Influences of acute and chronic aerobic exercise on the plasma homocysteine level


Gelecek N., Teoman N., Ozdirenc M., Pinar L., AKAN P., BEDİZ C. Ş., ...More

ANNALS OF NUTRITION AND METABOLISM, vol.51, no.1, pp.53-58, 2007 (SCI-Expanded) identifier identifier identifier

  • Publication Type: Article / Article
  • Volume: 51 Issue: 1
  • Publication Date: 2007
  • Doi Number: 10.1159/000100821
  • Journal Name: ANNALS OF NUTRITION AND METABOLISM
  • Journal Indexes: Science Citation Index Expanded (SCI-EXPANDED), Scopus
  • Page Numbers: pp.53-58
  • Keywords: aerobic exercise, homocysteine, plasma homocysteine level, lipid profile, NUTRITION EXAMINATION SURVEY, CARDIOVASCULAR RISK, LIFE-STYLE, PHYSICAL-ACTIVITY, NATIONAL-HEALTH, YOUNG-WOMEN, MEN, POLYMORPHISMS, DETERMINANTS, VITAMINS
  • Dokuz Eylül University Affiliated: Yes

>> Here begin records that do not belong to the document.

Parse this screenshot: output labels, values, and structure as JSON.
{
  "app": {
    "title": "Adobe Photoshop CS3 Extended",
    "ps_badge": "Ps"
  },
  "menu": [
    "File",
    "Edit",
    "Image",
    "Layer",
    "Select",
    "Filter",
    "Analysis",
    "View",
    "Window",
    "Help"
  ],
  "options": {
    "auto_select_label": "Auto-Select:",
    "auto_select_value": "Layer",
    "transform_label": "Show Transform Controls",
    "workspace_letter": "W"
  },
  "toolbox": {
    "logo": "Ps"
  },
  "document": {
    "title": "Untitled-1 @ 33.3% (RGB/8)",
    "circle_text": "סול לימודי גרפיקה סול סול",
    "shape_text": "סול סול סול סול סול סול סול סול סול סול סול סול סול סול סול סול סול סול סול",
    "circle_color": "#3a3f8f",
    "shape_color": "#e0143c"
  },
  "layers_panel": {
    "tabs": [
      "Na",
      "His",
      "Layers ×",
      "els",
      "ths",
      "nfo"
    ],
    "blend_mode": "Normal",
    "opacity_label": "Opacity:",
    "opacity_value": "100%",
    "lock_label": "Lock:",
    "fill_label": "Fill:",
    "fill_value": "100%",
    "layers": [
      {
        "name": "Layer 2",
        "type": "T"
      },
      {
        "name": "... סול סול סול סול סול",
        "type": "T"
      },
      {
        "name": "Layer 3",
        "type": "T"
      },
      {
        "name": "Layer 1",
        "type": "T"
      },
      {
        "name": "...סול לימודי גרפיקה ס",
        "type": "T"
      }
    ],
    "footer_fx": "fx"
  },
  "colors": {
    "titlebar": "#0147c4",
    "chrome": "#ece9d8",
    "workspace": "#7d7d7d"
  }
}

Abstract

Background and Aims: Elevated plasma homocysteine (PH) levels have been identified as a risk factor for cardiovascular diseases. The aims of this study were to investigate the influences of submaximal acute aerobic exercise and aerobic training on PH levels and lipid profiles. Methods: 69 volunteer subjects (21.12 +/- 2.08 years) were randomized to three groups as acute, training and control groups. Examination and blood samples were collected before and immediately after exercise in the acute group and before and 6 weeks later in the training and control groups. Results: A significant increase in PH concentration was recorded immediately after aerobic exercise, compared with baseline values (p = 0.001). Although, in the training group, total cholesterol (p = 0.00) and LDL cholesterol (p = 0.001) decreased significantly after training, no significant changes in PH concentration, HDL cholesterol p = 0.087) and triglyceride (p = 194) levels were found. Conclusions: It can be said that the PH level increases following submaximal acute aerobic exercise, but does not alter after submaximal aerobic training due to training duration or intensity. Therefore, submaximal aerobic training decreases lipid profiles independent of the PH level. Copyright (c) 2007 S. Karger AG, Basel.